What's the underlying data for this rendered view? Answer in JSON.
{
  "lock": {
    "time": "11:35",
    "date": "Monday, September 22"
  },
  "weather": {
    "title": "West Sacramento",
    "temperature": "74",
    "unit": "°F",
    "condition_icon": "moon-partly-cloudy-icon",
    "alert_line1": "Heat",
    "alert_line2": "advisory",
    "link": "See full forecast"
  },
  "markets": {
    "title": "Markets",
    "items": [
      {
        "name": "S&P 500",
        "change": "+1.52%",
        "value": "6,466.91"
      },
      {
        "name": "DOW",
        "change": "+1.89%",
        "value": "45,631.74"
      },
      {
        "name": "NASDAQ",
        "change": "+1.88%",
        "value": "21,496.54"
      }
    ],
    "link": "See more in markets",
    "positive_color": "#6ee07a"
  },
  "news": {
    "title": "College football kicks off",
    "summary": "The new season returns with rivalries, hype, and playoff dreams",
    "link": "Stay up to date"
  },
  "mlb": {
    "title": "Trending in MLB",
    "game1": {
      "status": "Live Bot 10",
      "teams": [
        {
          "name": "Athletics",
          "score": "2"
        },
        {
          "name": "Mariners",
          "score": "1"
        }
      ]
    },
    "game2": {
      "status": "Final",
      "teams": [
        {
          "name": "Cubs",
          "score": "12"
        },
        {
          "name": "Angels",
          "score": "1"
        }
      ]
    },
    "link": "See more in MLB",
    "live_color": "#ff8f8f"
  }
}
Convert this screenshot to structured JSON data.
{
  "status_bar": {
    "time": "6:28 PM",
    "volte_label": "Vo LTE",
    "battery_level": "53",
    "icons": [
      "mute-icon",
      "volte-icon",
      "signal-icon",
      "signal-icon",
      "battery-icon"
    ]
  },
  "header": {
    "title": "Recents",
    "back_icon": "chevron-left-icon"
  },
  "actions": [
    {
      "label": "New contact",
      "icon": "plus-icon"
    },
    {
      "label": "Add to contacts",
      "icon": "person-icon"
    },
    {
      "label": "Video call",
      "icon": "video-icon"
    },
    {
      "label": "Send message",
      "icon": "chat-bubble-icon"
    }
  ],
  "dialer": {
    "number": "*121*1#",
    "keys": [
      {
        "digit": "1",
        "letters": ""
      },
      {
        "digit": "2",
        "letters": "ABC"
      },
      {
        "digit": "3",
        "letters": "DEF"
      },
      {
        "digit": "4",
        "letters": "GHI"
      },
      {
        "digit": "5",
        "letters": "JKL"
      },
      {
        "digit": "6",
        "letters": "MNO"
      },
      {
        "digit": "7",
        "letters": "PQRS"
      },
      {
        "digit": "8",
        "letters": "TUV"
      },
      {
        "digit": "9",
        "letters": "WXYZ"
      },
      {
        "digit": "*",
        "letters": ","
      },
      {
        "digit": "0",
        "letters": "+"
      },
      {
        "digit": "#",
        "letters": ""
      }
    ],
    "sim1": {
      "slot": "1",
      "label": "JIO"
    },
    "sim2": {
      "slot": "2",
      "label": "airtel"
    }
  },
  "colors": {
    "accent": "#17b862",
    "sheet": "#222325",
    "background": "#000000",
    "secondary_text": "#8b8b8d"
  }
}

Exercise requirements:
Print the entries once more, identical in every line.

Result below:
What's the underlying data for this rendered view? Answer in JSON.
{
  "lock": {
    "time": "11:35",
    "date": "Monday, September 22"
  },
  "weather": {
    "title": "West Sacramento",
    "temperature": "74",
    "unit": "°F",
    "condition_icon": "moon-partly-cloudy-icon",
    "alert_line1": "Heat",
    "alert_line2": "advisory",
    "link": "See full forecast"
  },
  "markets": {
    "title": "Markets",
    "items": [
      {
        "name": "S&P 500",
        "change": "+1.52%",
        "value": "6,466.91"
      },
      {
        "name": "DOW",
        "change": "+1.89%",
        "value": "45,631.74"
      },
      {
        "name": "NASDAQ",
        "change": "+1.88%",
        "value": "21,496.54"
      }
    ],
    "link": "See more in markets",
    "positive_color": "#6ee07a"
  },
  "news": {
    "title": "College football kicks off",
    "summary": "The new season returns with rivalries, hype, and playoff dreams",
    "link": "Stay up to date"
  },
  "mlb": {
    "title": "Trending in MLB",
    "game1": {
      "status": "Live Bot 10",
      "teams": [
        {
          "name": "Athletics",
          "score": "2"
        },
        {
          "name": "Mariners",
          "score": "1"
        }
      ]
    },
    "game2": {
      "status": "Final",
      "teams": [
        {
          "name": "Cubs",
          "score": "12"
        },
        {
          "name": "Angels",
          "score": "1"
        }
      ]
    },
    "link": "See more in MLB",
    "live_color": "#ff8f8f"
  }
}
Convert this screenshot to structured JSON data.
{
  "status_bar": {
    "time": "6:28 PM",
    "volte_label": "Vo LTE",
    "battery_level": "53",
    "icons": [
      "mute-icon",
      "volte-icon",
      "signal-icon",
      "signal-icon",
      "battery-icon"
    ]
  },
  "header": {
    "title": "Recents",
    "back_icon": "chevron-left-icon"
  },
  "actions": [
    {
      "label": "New contact",
      "icon": "plus-icon"
    },
    {
      "label": "Add to contacts",
      "icon": "person-icon"
    },
    {
      "label": "Video call",
      "icon": "video-icon"
    },
    {
      "label": "Send message",
      "icon": "chat-bubble-icon"
    }
  ],
  "dialer": {
    "number": "*121*1#",
    "keys": [
      {
        "digit": "1",
        "letters": ""
      },
      {
        "digit": "2",
        "letters": "ABC"
      },
      {
        "digit": "3",
        "letters": "DEF"
      },
      {
        "digit": "4",
        "letters": "GHI"
      },
      {
        "digit": "5",
        "letters": "JKL"
      },
      {
        "digit": "6",
        "letters": "MNO"
      },
      {
        "digit": "7",
        "letters": "PQRS"
      },
      {
        "digit": "8",
        "letters": "TUV"
      },
      {
        "digit": "9",
        "letters": "WXYZ"
      },
      {
        "digit": "*",
        "letters": ","
      },
      {
        "digit": "0",
        "letters": "+"
      },
      {
        "digit": "#",
        "letters": ""
      }
    ],
    "sim1": {
      "slot": "1",
      "label": "JIO"
    },
    "sim2": {
      "slot": "2",
      "label": "airtel"
    }
  },
  "colors": {
    "accent": "#17b862",
    "sheet": "#222325",
    "background": "#000000",
    "secondary_text": "#8b8b8d"
  }
}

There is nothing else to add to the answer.